    I respect this website a lot as it digs deep into topics important for the adult toy industry that are not reported elsewhere. But this article in particular digs deep into a non-issue and uses a misleading example.

    First, its irrational to compare a company that sold 10 million dollars of physical products in the telemedicine niche (for male health issues) in its first year of operations with another company that sells amateur adult video clips as part of a social network. Few investors invest in adult video websites, whether they are owned by men or women. Many investors invest in e-commerce companies and many now specifically look to invest in companies that will enter the new telemedicine market. Many investors love quick growth. 10m in sales in the first year of operation ( attracts investor’s attention. The photo accompanying the article showing that Gallop’s website has 1m in revenues after 5 years. After 5 years, her website has only 200 creators who created content and 2000 total videos. In other words, its a very small business with limited growth potential.

    Why has “Make Love Not Porn” faced an uphill battle while gets 10m in funding?

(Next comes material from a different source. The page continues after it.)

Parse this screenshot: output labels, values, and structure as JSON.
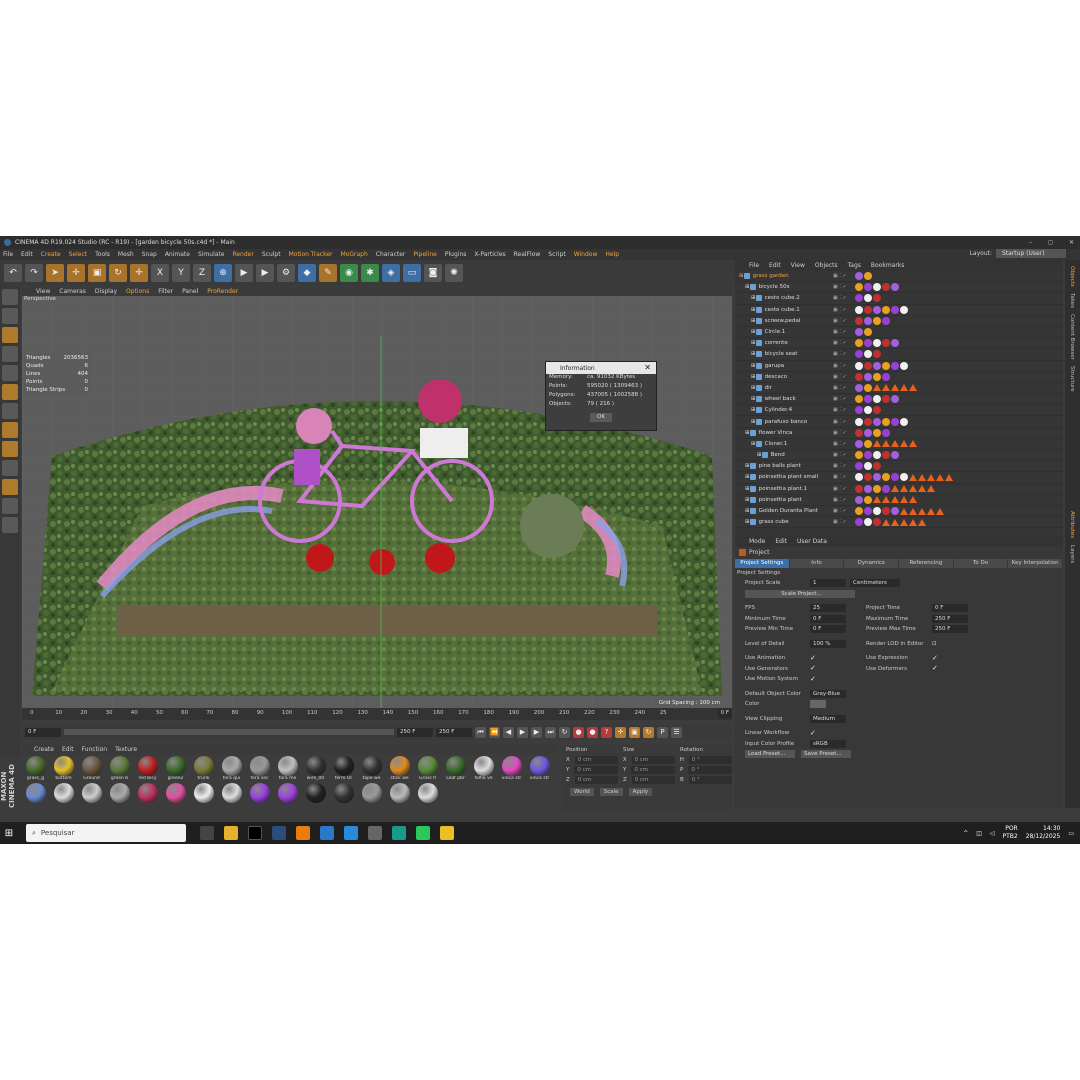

I don’t have enough time to write about thousands of companies that got funding and why others didn’t but its normally related to something very simple to understand and coincidentally the only important thing to investors: MONEY. If her website didn’t get funding its because she couldn’t convince investors that investing in her website would bring not just a return but a HUGE return. VC’s seek out companies that can grow by 100 or 1000x and then go public. That’s just how the world works.

    I’ve been an entrepreneur for more than 10 years. I know dozens of VC’s and investors and I know hundreds of entrepreneurs. I know several women who lead venture backed startups. They are in attractive spaces for investors like online fashion, organic food, and various types of e-commerce. I even know a few female founders who got venture funding who’s companies are related to sex toys. I know zero VC backed companies that are in porn.

    When we don’t succeed at something or don’t succeed fast enough, my experiences have lead me to understand that the problem is most often ourselves. But unfortunately some people would rather blame others for their own failures. That is what has happened here.

    I do think that real problems exist in this area regarding how investors deal with male vs. female founded companies but this article does a disservice to the issue by using this example.

    • Jenna Owsianik

      Hi Brian, thanks for your thoughtful comment and adding more context regarding investor interest in telemedicine for male health issues. I’m curious to know more about telemedecine startups perhaps in this space dealing with women’s health issues. Good to know that, as you say, you know of no VC-backed companies in pornography regardless of the person running it.

      • B Sloan

        Yep there is only private money in porn and it’s not easy to come by for anyone. VCs back what makes money. Whether it’s for men or women is of no concern to any of the many investors I’ve ever met. Thanks for producing great work on this website for the industry.

        • Jenna Owsianik